**What you have to do**
Repeat the records below exactly, leaving out every picture.

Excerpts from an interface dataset
# # #

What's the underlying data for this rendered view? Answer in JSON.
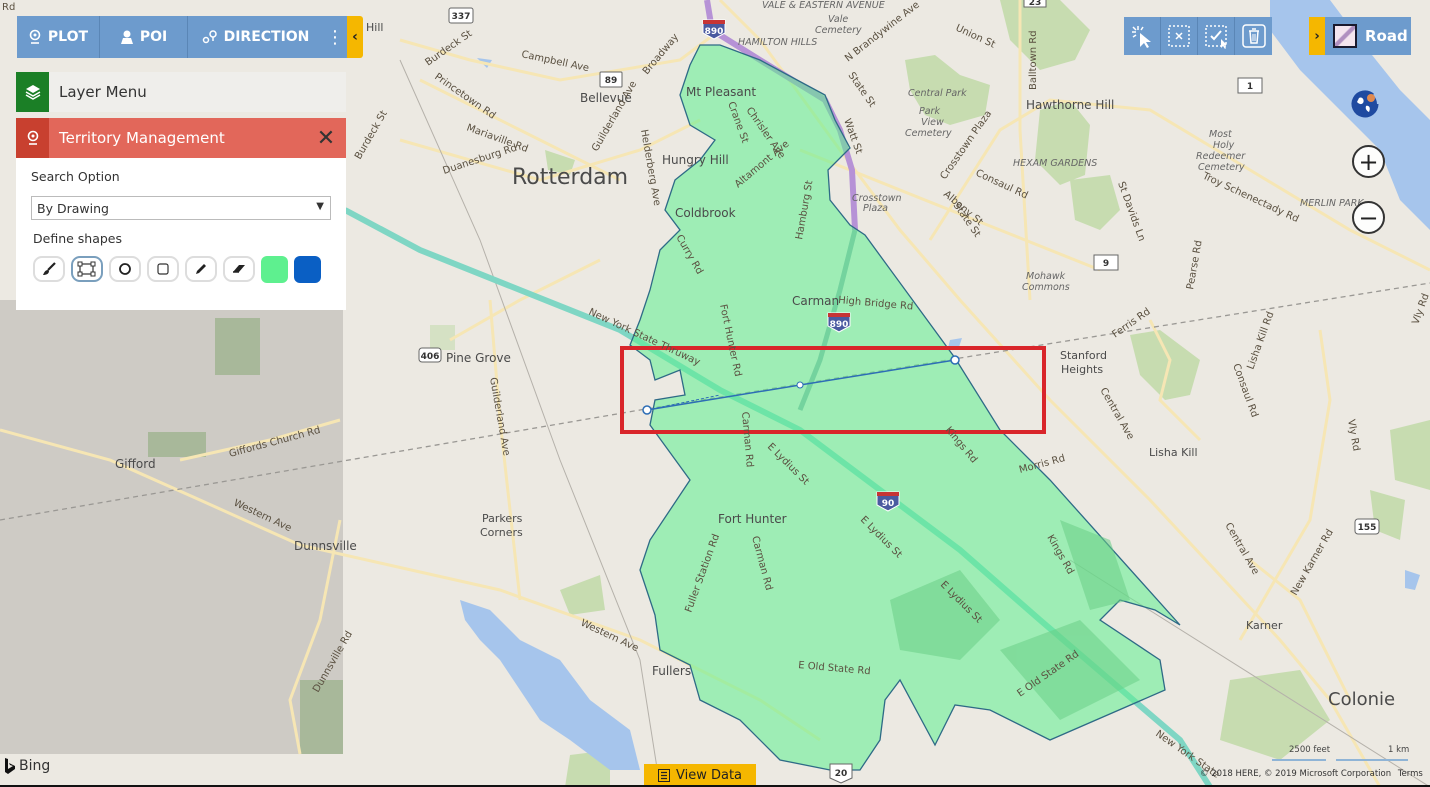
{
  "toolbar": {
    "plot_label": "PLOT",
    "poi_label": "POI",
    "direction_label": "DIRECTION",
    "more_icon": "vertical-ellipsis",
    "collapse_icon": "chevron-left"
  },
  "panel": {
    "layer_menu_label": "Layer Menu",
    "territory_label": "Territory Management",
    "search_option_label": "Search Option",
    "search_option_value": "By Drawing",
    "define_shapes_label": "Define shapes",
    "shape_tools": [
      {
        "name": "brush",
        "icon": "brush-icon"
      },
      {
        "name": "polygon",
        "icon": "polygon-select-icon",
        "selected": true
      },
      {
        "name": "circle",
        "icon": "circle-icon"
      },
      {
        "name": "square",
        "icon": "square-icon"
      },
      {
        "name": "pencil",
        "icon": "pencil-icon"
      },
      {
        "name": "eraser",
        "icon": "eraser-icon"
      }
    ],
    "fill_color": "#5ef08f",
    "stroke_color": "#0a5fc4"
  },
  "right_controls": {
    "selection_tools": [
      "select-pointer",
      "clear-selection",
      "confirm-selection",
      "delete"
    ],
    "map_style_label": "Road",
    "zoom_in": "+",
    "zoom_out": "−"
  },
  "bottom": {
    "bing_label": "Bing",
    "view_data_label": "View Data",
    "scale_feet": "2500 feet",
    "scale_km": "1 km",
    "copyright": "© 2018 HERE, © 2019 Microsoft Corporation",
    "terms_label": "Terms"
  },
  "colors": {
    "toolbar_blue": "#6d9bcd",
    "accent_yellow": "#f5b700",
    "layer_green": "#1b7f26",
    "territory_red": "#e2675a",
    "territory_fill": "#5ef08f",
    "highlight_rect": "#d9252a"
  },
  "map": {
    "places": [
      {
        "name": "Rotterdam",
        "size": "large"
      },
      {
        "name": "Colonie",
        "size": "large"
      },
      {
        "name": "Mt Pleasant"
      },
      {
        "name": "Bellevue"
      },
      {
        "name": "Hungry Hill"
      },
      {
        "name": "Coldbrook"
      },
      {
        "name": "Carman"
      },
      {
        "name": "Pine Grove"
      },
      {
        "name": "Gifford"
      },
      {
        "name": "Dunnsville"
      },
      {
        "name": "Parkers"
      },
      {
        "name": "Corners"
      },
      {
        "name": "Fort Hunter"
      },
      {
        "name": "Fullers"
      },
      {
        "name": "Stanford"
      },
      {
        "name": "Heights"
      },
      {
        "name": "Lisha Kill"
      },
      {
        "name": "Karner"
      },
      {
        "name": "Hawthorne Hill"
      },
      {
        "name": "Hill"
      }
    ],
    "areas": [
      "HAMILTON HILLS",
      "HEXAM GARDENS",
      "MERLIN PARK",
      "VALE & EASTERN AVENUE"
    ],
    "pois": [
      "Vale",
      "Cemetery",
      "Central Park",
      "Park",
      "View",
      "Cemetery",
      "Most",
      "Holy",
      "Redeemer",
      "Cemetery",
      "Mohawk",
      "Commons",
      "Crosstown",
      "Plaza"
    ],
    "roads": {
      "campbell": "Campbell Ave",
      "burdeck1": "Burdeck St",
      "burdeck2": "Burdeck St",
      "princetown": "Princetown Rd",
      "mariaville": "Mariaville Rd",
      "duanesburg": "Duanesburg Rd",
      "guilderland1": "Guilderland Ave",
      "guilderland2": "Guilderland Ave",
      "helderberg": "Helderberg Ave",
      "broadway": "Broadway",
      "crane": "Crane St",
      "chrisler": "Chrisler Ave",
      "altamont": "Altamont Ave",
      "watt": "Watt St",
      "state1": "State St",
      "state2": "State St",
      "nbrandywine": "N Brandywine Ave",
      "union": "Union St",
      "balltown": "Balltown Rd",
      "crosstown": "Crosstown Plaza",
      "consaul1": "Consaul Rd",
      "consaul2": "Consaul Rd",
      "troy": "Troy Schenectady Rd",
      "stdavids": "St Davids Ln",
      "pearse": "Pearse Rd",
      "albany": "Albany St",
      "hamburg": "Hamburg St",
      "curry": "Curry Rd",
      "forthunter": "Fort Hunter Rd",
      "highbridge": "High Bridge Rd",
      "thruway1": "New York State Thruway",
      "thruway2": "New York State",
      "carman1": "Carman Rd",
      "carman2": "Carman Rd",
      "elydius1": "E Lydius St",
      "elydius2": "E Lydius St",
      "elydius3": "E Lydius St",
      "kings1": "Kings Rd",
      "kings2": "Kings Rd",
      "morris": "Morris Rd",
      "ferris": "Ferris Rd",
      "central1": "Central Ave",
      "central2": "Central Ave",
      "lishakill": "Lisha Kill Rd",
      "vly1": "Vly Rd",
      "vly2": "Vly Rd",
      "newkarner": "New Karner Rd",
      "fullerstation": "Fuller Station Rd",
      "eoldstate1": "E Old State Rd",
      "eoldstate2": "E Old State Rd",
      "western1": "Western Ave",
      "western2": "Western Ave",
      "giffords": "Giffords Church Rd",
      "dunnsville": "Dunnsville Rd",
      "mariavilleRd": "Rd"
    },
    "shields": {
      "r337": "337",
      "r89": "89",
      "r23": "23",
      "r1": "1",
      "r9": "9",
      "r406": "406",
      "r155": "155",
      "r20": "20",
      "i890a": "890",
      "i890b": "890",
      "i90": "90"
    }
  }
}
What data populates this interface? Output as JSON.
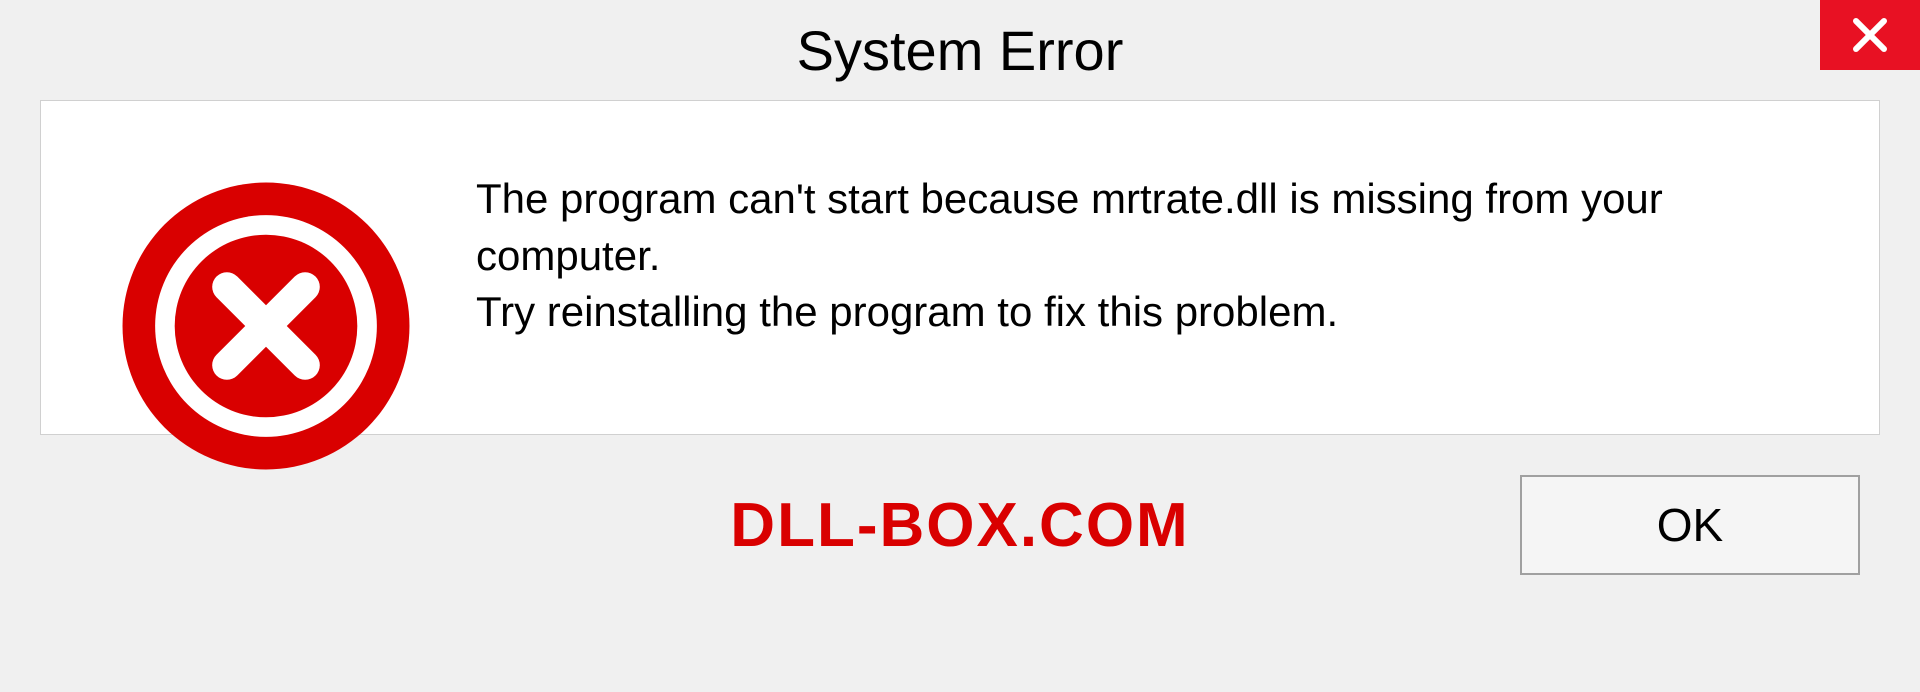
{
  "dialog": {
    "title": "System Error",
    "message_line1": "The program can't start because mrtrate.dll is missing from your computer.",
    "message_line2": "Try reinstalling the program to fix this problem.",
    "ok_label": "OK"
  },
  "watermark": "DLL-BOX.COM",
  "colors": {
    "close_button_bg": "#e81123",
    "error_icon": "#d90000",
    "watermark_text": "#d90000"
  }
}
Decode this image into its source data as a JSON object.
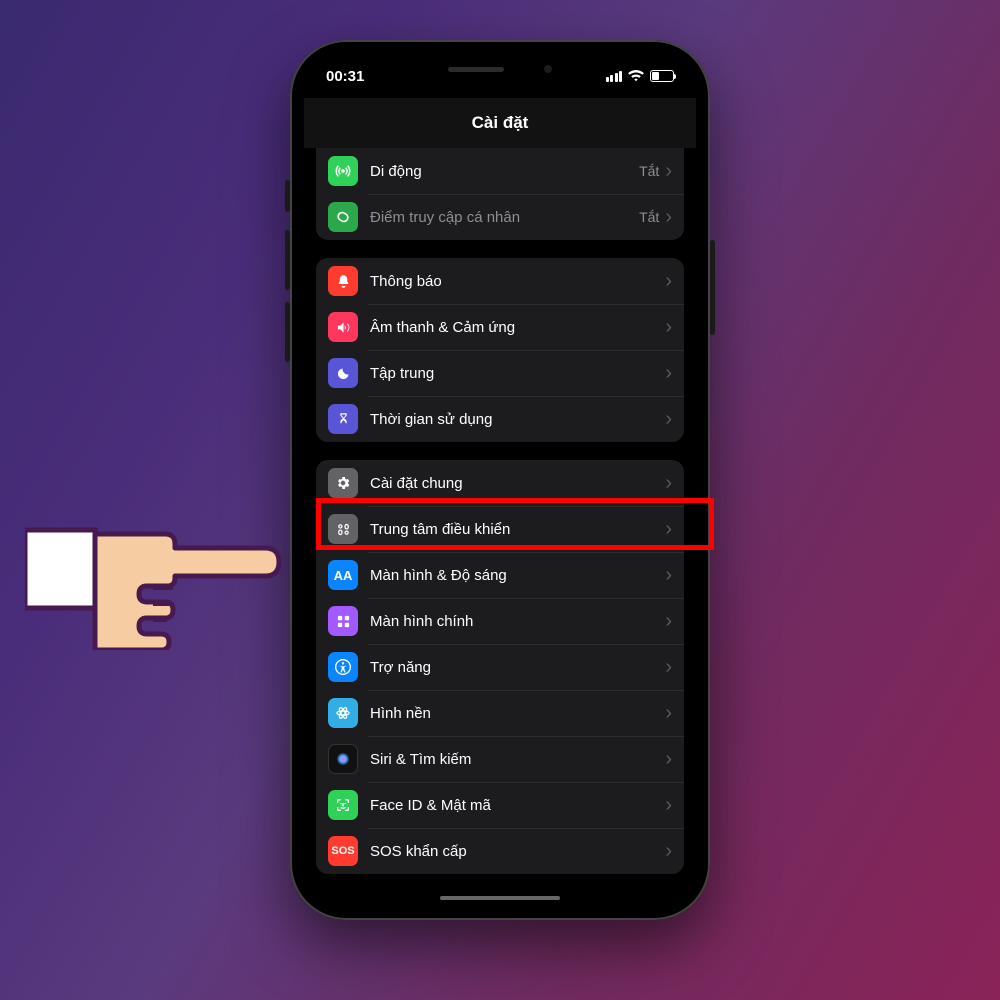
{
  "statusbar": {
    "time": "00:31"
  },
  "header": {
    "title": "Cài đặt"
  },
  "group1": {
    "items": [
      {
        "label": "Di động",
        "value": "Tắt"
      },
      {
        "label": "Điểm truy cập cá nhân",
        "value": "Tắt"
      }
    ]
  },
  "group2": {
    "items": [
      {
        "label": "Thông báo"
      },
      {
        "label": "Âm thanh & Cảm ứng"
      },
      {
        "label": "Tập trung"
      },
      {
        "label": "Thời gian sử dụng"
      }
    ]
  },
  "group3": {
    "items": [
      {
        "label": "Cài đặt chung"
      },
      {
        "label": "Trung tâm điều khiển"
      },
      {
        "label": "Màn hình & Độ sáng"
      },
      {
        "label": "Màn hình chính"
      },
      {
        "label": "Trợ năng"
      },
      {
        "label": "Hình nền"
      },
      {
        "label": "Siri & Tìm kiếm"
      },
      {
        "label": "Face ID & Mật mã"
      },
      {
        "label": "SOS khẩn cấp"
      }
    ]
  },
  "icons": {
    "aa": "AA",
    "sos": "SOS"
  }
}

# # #

**Output for this exercise**
What's the underlying data for this rendered view? Answer in JSON.
{
  "toolbar": {
    "plot_label": "PLOT",
    "poi_label": "POI",
    "direction_label": "DIRECTION",
    "more_icon": "vertical-ellipsis",
    "collapse_icon": "chevron-left"
  },
  "panel": {
    "layer_menu_label": "Layer Menu",
    "territory_label": "Territory Management",
    "search_option_label": "Search Option",
    "search_option_value": "By Drawing",
    "define_shapes_label": "Define shapes",
    "shape_tools": [
      {
        "name": "brush",
        "icon": "brush-icon"
      },
      {
        "name": "polygon",
        "icon": "polygon-select-icon",
        "selected": true
      },
      {
        "name": "circle",
        "icon": "circle-icon"
      },
      {
        "name": "square",
        "icon": "square-icon"
      },
      {
        "name": "pencil",
        "icon": "pencil-icon"
      },
      {
        "name": "eraser",
        "icon": "eraser-icon"
      }
    ],
    "fill_color": "#5ef08f",
    "stroke_color": "#0a5fc4"
  },
  "right_controls": {
    "selection_tools": [
      "select-pointer",
      "clear-selection",
      "confirm-selection",
      "delete"
    ],
    "map_style_label": "Road",
    "zoom_in": "+",
    "zoom_out": "−"
  },
  "bottom": {
    "bing_label": "Bing",
    "view_data_label": "View Data",
    "scale_feet": "2500 feet",
    "scale_km": "1 km",
    "copyright": "© 2018 HERE, © 2019 Microsoft Corporation",
    "terms_label": "Terms"
  },
  "colors": {
    "toolbar_blue": "#6d9bcd",
    "accent_yellow": "#f5b700",
    "layer_green": "#1b7f26",
    "territory_red": "#e2675a",
    "territory_fill": "#5ef08f",
    "highlight_rect": "#d9252a"
  },
  "map": {
    "places": [
      {
        "name": "Rotterdam",
        "size": "large"
      },
      {
        "name": "Colonie",
        "size": "large"
      },
      {
        "name": "Mt Pleasant"
      },
      {
        "name": "Bellevue"
      },
      {
        "name": "Hungry Hill"
      },
      {
        "name": "Coldbrook"
      },
      {
        "name": "Carman"
      },
      {
        "name": "Pine Grove"
      },
      {
        "name": "Gifford"
      },
      {
        "name": "Dunnsville"
      },
      {
        "name": "Parkers"
      },
      {
        "name": "Corners"
      },
      {
        "name": "Fort Hunter"
      },
      {
        "name": "Fullers"
      },
      {
        "name": "Stanford"
      },
      {
        "name": "Heights"
      },
      {
        "name": "Lisha Kill"
      },
      {
        "name": "Karner"
      },
      {
        "name": "Hawthorne Hill"
      },
      {
        "name": "Hill"
      }
    ],
    "areas": [
      "HAMILTON HILLS",
      "HEXAM GARDENS",
      "MERLIN PARK",
      "VALE & EASTERN AVENUE"
    ],
    "pois": [
      "Vale",
      "Cemetery",
      "Central Park",
      "Park",
      "View",
      "Cemetery",
      "Most",
      "Holy",
      "Redeemer",
      "Cemetery",
      "Mohawk",
      "Commons",
      "Crosstown",
      "Plaza"
    ],
    "roads": {
      "campbell": "Campbell Ave",
      "burdeck1": "Burdeck St",
      "burdeck2": "Burdeck St",
      "princetown": "Princetown Rd",
      "mariaville": "Mariaville Rd",
      "duanesburg": "Duanesburg Rd",
      "guilderland1": "Guilderland Ave",
      "guilderland2": "Guilderland Ave",
      "helderberg": "Helderberg Ave",
      "broadway": "Broadway",
      "crane": "Crane St",
      "chrisler": "Chrisler Ave",
      "altamont": "Altamont Ave",
      "watt": "Watt St",
      "state1": "State St",
      "state2": "State St",
      "nbrandywine": "N Brandywine Ave",
      "union": "Union St",
      "balltown": "Balltown Rd",
      "crosstown": "Crosstown Plaza",
      "consaul1": "Consaul Rd",
      "consaul2": "Consaul Rd",
      "troy": "Troy Schenectady Rd",
      "stdavids": "St Davids Ln",
      "pearse": "Pearse Rd",
      "albany": "Albany St",
      "hamburg": "Hamburg St",
      "curry": "Curry Rd",
      "forthunter": "Fort Hunter Rd",
      "highbridge": "High Bridge Rd",
      "thruway1": "New York State Thruway",
      "thruway2": "New York State",
      "carman1": "Carman Rd",
      "carman2": "Carman Rd",
      "elydius1": "E Lydius St",
      "elydius2": "E Lydius St",
      "elydius3": "E Lydius St",
      "kings1": "Kings Rd",
      "kings2": "Kings Rd",
      "morris": "Morris Rd",
      "ferris": "Ferris Rd",
      "central1": "Central Ave",
      "central2": "Central Ave",
      "lishakill": "Lisha Kill Rd",
      "vly1": "Vly Rd",
      "vly2": "Vly Rd",
      "newkarner": "New Karner Rd",
      "fullerstation": "Fuller Station Rd",
      "eoldstate1": "E Old State Rd",
      "eoldstate2": "E Old State Rd",
      "western1": "Western Ave",
      "western2": "Western Ave",
      "giffords": "Giffords Church Rd",
      "dunnsville": "Dunnsville Rd",
      "mariavilleRd": "Rd"
    },
    "shields": {
      "r337": "337",
      "r89": "89",
      "r23": "23",
      "r1": "1",
      "r9": "9",
      "r406": "406",
      "r155": "155",
      "r20": "20",
      "i890a": "890",
      "i890b": "890",
      "i90": "90"
    }
  }
}
What data populates this interface? Output as JSON.
{
  "dialog": {
    "title": "System Error",
    "message_line1": "The program can't start because mrtrate.dll is missing from your computer.",
    "message_line2": "Try reinstalling the program to fix this problem.",
    "ok_label": "OK"
  },
  "watermark": "DLL-BOX.COM",
  "colors": {
    "close_button_bg": "#e81123",
    "error_icon": "#d90000",
    "watermark_text": "#d90000"
  }
}
Decode this image into its source data as a JSON object.
{
  "statusbar": {
    "time": "00:31"
  },
  "header": {
    "title": "Cài đặt"
  },
  "group1": {
    "items": [
      {
        "label": "Di động",
        "value": "Tắt"
      },
      {
        "label": "Điểm truy cập cá nhân",
        "value": "Tắt"
      }
    ]
  },
  "group2": {
    "items": [
      {
        "label": "Thông báo"
      },
      {
        "label": "Âm thanh & Cảm ứng"
      },
      {
        "label": "Tập trung"
      },
      {
        "label": "Thời gian sử dụng"
      }
    ]
  },
  "group3": {
    "items": [
      {
        "label": "Cài đặt chung"
      },
      {
        "label": "Trung tâm điều khiển"
      },
      {
        "label": "Màn hình & Độ sáng"
      },
      {
        "label": "Màn hình chính"
      },
      {
        "label": "Trợ năng"
      },
      {
        "label": "Hình nền"
      },
      {
        "label": "Siri & Tìm kiếm"
      },
      {
        "label": "Face ID & Mật mã"
      },
      {
        "label": "SOS khẩn cấp"
      }
    ]
  },
  "icons": {
    "aa": "AA",
    "sos": "SOS"
  }
}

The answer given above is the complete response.